=== Task requirements ===
Your answer must be one number: the count of lines below that include "time".

Dataset rows for apps and sites:

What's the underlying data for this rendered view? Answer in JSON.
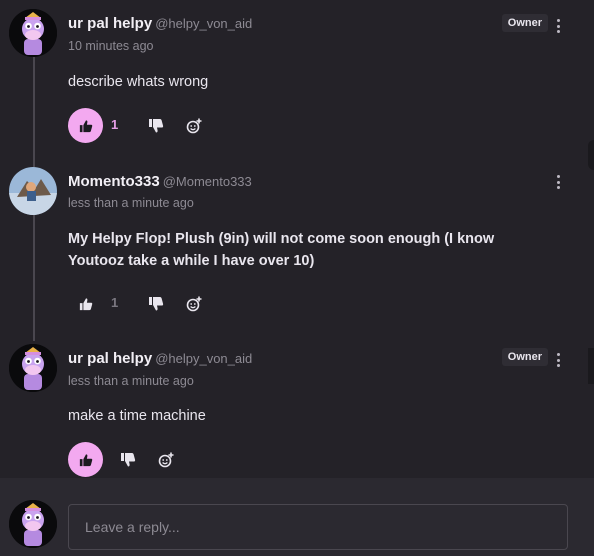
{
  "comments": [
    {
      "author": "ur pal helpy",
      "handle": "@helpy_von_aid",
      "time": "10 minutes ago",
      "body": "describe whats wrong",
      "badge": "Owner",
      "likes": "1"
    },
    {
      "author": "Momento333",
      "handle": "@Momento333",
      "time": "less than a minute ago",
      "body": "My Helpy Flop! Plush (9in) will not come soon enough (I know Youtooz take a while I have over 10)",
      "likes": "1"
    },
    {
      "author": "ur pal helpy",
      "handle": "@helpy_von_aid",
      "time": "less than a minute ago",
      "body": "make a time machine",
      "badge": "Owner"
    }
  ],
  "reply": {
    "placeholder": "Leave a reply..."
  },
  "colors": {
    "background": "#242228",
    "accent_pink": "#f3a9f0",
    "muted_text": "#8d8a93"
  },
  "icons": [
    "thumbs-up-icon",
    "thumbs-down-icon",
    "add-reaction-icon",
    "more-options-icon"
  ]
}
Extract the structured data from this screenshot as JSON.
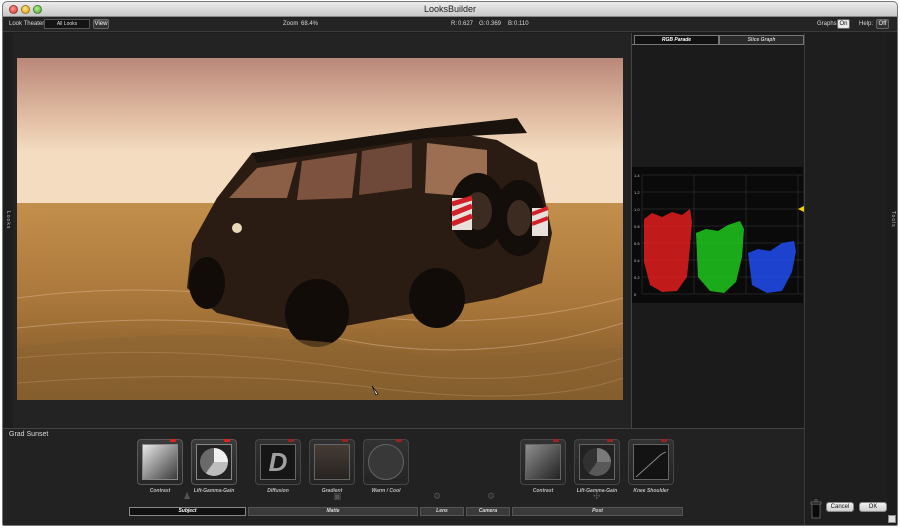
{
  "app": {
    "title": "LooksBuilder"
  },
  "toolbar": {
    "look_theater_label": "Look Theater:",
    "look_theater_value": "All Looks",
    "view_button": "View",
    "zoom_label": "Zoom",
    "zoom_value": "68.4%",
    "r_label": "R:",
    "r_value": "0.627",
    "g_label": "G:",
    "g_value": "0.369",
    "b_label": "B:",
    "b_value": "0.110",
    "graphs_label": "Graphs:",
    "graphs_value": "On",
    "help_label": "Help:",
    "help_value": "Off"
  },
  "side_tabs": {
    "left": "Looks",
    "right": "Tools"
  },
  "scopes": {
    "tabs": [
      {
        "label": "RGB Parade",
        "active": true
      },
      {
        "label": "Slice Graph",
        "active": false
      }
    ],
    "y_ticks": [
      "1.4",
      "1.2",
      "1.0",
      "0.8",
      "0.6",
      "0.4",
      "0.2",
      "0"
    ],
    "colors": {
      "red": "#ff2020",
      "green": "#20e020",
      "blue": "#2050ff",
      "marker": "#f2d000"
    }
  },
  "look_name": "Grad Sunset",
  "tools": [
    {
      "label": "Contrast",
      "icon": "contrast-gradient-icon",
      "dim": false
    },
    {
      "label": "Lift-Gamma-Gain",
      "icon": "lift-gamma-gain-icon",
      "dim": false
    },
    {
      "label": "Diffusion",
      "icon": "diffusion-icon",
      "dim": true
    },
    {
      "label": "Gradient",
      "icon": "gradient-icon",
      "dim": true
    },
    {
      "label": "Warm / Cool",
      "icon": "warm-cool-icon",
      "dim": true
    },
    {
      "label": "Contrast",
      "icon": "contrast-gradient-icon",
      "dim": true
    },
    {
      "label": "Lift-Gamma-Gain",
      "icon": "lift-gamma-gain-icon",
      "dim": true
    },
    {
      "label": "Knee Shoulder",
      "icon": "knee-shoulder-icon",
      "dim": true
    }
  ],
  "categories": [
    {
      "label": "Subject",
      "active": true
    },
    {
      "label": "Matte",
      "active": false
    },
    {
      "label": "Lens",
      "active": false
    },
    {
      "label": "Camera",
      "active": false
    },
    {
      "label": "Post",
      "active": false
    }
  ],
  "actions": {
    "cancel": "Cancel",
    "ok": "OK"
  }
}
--
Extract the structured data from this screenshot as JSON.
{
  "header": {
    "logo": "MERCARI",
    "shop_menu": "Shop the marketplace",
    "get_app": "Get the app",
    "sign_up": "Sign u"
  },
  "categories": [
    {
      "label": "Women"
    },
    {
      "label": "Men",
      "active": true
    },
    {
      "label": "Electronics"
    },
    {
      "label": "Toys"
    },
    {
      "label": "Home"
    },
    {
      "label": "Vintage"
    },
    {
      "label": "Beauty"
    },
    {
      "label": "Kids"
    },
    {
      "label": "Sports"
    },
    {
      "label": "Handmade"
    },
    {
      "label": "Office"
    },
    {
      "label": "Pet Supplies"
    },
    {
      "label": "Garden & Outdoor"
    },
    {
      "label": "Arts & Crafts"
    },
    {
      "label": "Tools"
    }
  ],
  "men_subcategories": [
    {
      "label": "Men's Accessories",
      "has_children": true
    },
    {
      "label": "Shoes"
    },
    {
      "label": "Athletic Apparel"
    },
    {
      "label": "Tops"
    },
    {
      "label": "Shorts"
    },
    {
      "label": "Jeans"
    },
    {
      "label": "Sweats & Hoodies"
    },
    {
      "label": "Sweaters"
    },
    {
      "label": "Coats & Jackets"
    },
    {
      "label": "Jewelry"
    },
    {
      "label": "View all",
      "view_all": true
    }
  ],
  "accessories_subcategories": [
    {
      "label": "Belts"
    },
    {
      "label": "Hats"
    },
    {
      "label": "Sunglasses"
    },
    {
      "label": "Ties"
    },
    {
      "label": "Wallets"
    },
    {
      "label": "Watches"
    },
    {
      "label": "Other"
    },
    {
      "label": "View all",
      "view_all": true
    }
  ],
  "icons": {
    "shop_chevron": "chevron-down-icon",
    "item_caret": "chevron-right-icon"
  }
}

=== Solution for this task ===
4